The UN encroachment is also something that should cease. Any dollars going to them should be only to sustaining the meeting of the member nations not all of the other agencies, etc that they have spawned. If one is spawned it should have limited life.

Well healthcare is part of the UK constitution so funding for it must be found. I think the feeding of the world's poor is noble but the provision of aid is also fraught with difficulties in making a sustainable difference, overcoming the corruption that siphons off much of the aid and providing enough to make a difference. Whilst, I see the rationale for retreating to an isolationist position I think that every nation looking after it's own will revert to the protectionist policies of the past. They didn't work then and won't work now. We are in a global economy and success depends upon being able to compete, something that the US has done successfully for many years. The US needs to get the hell out of IRAQ and Afghan and use that money for it's own economy.

stevester, i agree. Cut to the constitutional duties, no extras or want-to-haves.<br />
<br />
Healthcare is not a constitutional mandate. It is necessary but not constitutionally necessary.<br />
<br />
Priorities have to be set. Do we pay for the poor of the world ... or do we take care of our own first.

cutting government spending is possible but it requires some more enlightened thinking than simply cutting the budgets across the board. Defence is usually a certain target but in the middle of a couple of wars and a neeed to increase spending on maritime defence it's not likely. So reforming spending on healthcare? Good luk with that one. It is so complex and emotive that the reforms take ages to formulate and usually have dysfunctional side effects. The market will readjust itself. In Europe the reduction in interest rates are supported by additional funds being introduced to the markets to stimulate credit. It might work to revitalise the housing market, whcih over here is the engine room of the economy. I don't think all government intervention is negative. Increased spending on housing stock has a double benefit in providing low cost rentals and stimulating the construction industry. This recession has a ways to run

The question is: 'What is the stimulus stimulating?'<br />
<br />
At this point it is not turning around this crisis, recession or depression (as some prefer to call it).<br />
<br />
Government can not spend their way out of it. Roosevelt followed the same approach. The top tax rate was increased to 79 percent and government intervention became pervasive.
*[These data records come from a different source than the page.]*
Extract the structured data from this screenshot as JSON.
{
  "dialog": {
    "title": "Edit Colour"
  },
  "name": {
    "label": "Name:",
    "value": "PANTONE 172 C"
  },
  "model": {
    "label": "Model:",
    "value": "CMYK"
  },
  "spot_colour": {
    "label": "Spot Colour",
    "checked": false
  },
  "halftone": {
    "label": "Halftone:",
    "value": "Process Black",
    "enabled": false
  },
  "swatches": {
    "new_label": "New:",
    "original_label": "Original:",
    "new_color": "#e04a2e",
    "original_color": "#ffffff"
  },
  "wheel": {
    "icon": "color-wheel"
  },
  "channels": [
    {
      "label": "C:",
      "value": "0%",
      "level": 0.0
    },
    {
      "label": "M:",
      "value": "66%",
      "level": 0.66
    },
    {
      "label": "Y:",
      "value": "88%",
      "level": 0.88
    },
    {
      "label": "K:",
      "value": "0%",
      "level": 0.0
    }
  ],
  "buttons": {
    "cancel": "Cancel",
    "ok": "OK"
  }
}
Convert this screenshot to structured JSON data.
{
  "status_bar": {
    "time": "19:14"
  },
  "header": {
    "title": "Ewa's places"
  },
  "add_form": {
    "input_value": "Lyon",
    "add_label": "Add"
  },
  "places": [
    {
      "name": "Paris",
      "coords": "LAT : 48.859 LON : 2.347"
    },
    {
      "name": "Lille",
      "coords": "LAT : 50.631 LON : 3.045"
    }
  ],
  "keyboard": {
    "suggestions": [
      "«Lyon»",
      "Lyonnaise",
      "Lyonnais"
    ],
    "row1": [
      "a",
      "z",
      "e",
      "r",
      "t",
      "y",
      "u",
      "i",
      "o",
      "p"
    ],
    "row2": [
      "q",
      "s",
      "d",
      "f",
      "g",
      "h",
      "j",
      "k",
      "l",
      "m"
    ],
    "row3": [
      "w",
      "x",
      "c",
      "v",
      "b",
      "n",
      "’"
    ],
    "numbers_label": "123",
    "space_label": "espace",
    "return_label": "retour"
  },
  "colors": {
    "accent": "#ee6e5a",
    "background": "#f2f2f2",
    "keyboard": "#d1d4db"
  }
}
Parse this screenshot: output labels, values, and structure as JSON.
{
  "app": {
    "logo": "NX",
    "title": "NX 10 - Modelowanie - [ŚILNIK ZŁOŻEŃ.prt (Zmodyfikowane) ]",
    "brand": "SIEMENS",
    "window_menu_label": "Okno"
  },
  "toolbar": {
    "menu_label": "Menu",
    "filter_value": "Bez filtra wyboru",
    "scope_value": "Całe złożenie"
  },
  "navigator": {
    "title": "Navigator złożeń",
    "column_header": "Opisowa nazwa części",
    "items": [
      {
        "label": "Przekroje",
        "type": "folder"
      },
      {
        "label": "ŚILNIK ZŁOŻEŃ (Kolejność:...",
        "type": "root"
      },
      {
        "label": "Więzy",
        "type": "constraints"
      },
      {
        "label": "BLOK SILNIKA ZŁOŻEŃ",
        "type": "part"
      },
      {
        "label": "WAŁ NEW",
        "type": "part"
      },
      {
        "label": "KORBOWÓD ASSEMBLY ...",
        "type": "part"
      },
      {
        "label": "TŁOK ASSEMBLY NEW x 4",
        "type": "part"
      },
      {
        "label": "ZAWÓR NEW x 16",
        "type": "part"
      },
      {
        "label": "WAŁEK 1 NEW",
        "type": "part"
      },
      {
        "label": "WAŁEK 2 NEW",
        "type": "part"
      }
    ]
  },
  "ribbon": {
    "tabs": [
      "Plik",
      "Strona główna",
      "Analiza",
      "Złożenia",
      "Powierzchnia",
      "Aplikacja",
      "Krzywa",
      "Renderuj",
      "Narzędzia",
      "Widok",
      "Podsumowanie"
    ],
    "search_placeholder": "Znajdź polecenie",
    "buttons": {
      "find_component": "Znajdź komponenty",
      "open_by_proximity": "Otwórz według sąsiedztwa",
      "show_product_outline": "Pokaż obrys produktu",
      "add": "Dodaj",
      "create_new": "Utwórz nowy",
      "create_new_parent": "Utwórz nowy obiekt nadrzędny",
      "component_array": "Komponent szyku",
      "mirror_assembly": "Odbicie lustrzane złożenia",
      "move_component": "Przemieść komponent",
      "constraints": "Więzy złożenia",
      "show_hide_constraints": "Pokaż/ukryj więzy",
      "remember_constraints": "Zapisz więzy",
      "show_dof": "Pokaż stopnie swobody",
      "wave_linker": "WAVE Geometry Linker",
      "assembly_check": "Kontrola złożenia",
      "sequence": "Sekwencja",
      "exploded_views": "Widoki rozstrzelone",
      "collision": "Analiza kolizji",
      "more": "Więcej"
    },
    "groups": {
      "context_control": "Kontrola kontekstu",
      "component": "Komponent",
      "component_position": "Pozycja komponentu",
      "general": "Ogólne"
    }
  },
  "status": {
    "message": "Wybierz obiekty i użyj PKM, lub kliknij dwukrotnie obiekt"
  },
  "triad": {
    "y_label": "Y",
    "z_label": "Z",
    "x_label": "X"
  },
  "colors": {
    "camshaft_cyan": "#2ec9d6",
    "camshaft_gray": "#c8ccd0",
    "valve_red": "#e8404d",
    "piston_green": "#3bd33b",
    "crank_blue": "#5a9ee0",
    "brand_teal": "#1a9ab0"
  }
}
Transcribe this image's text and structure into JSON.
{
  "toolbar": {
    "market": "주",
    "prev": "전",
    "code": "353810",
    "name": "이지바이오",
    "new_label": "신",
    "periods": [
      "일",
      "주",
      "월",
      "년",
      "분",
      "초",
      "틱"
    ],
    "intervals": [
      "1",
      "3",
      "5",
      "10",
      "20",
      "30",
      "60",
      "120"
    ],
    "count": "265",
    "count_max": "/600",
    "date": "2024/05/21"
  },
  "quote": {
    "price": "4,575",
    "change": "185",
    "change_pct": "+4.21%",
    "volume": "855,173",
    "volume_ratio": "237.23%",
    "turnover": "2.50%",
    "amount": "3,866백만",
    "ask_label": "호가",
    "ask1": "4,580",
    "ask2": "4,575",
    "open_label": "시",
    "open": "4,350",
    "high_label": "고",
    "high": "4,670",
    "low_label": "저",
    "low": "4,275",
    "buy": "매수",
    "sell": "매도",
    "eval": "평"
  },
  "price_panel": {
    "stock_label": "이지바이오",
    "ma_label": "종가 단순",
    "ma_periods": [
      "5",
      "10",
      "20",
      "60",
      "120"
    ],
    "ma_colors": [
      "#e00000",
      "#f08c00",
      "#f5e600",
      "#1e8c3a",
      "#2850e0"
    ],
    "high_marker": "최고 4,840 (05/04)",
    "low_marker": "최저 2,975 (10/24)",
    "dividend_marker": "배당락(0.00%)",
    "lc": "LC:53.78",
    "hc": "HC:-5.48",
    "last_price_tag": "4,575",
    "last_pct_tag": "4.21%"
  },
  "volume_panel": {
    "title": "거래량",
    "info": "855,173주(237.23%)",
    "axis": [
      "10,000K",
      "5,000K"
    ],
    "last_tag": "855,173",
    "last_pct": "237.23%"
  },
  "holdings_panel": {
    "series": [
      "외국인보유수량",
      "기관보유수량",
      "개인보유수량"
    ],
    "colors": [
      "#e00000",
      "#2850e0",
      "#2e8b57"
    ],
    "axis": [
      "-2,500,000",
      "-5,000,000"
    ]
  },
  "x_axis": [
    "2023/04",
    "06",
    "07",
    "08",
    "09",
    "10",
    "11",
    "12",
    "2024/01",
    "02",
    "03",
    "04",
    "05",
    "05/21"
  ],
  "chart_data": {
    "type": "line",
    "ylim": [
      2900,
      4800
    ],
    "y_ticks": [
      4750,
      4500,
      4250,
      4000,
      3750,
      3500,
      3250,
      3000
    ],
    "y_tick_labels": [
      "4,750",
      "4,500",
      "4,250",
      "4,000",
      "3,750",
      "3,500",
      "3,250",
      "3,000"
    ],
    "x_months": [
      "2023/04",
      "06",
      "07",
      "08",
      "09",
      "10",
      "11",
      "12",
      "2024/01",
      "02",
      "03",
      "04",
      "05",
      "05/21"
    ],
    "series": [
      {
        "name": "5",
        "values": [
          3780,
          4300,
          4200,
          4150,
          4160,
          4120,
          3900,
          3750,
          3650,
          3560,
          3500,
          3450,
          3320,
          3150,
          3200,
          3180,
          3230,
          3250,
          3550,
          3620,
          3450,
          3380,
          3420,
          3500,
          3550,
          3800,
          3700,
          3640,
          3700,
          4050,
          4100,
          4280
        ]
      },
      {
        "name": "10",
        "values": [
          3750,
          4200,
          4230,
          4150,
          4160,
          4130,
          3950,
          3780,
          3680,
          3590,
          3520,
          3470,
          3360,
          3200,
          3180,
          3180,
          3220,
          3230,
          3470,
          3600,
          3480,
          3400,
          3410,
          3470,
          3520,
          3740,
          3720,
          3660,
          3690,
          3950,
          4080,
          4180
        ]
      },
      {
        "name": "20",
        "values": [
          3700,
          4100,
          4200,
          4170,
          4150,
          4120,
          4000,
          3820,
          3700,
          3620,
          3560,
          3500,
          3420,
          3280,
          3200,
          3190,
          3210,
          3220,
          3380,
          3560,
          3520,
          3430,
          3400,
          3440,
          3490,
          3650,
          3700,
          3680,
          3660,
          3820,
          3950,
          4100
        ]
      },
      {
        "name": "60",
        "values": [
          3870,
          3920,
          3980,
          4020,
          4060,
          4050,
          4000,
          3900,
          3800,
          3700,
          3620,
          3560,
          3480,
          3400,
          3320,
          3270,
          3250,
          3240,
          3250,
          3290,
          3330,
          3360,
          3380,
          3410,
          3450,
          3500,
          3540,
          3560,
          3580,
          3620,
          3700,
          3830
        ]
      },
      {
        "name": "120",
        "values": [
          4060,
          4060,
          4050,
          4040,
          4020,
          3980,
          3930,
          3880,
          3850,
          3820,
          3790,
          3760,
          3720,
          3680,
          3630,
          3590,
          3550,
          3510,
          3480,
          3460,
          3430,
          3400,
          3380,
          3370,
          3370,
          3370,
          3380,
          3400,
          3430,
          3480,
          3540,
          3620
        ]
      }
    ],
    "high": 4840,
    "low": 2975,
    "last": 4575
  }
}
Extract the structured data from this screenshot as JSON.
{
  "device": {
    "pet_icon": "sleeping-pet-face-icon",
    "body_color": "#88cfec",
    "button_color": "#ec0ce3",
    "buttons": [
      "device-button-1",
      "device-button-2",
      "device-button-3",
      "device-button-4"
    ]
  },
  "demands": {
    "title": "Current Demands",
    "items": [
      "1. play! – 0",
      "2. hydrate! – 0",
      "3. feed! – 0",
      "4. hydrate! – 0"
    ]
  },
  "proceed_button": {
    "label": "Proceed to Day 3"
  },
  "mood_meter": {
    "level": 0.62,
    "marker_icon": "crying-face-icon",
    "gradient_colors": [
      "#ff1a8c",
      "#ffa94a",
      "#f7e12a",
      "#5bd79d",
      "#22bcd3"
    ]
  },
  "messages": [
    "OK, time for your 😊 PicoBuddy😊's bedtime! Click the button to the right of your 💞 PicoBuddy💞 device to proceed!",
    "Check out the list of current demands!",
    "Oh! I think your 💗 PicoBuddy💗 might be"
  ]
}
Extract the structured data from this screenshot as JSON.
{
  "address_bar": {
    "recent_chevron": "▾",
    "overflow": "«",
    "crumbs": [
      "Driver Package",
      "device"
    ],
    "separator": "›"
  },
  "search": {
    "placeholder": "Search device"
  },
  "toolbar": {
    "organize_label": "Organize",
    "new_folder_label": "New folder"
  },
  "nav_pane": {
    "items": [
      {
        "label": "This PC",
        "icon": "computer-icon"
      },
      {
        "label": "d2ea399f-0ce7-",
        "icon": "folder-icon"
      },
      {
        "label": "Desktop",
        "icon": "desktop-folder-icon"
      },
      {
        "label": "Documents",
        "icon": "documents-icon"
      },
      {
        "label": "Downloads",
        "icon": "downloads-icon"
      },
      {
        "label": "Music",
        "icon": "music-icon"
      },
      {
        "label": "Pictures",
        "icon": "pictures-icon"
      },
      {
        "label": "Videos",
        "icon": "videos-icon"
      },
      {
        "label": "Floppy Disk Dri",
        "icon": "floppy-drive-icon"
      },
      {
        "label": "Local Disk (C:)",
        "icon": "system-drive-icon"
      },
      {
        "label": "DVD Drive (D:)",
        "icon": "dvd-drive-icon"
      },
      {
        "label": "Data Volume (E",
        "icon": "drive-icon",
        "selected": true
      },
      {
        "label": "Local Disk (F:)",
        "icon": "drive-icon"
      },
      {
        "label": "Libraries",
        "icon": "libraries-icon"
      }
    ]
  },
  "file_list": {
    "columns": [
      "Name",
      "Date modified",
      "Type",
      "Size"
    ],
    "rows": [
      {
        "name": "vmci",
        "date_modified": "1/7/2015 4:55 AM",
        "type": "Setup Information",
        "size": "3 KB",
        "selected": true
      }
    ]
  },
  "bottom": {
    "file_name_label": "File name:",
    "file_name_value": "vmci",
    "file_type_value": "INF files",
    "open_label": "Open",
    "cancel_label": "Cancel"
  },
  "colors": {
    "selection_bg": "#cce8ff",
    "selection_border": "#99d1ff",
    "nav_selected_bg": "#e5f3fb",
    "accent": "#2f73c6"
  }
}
Government spending skyrocketed. This big-government approach didn’t work for Roosevelt any better than it did for Hoover. <br />
<br />
i pray i am wrong, but history has always shown us. We just never listen.

The problem at the moment is that the private sector is in downturn and tax revenues will fall no matter what. The classic economists advocate public works spending as a stabiliser when tax revenues fall to stimulate teh economy without fueling inflation .Borrowing is the only way to fund this. We should just borrow all the money and then welsh on the loans, whaddya gonna do?

The million a year and more ... are not based on income as salary.<br />
<br />
These folks have investments and income other than salary that is their wealth.<br />
<br />
Like Warren Buffett in the US. He pays little or no income tax ... why cause he doesn't get a salary. He pays capital gains and other taxes. His secretary pays more thax than him cause she has a salary.<br />
<br />
i dislike how the government spends my money too. A forced diet of less money for them would be best. Tax reform is the only way.

I don't see these guys as rich. They're what we call the middle classes in the UK. And yes we pay the most tax because tax free allownaces are regressive and benefit the lower earners proportionately more. The really rich, million a year pay a lot of tax but can also afford to avoid it. I don't think tax is the biggest enemy, although I pay plenty, I think the misuse of my tax is more reprehensible. At this point you'll jump in and scream about the profligacies of the liberal left wing. In the UK there is virtually nothing to distinguish the main parties manifestos on spending tax. In the US there is a more polarised debate but I'll wager that the majority of the spending will be the same under either adminstration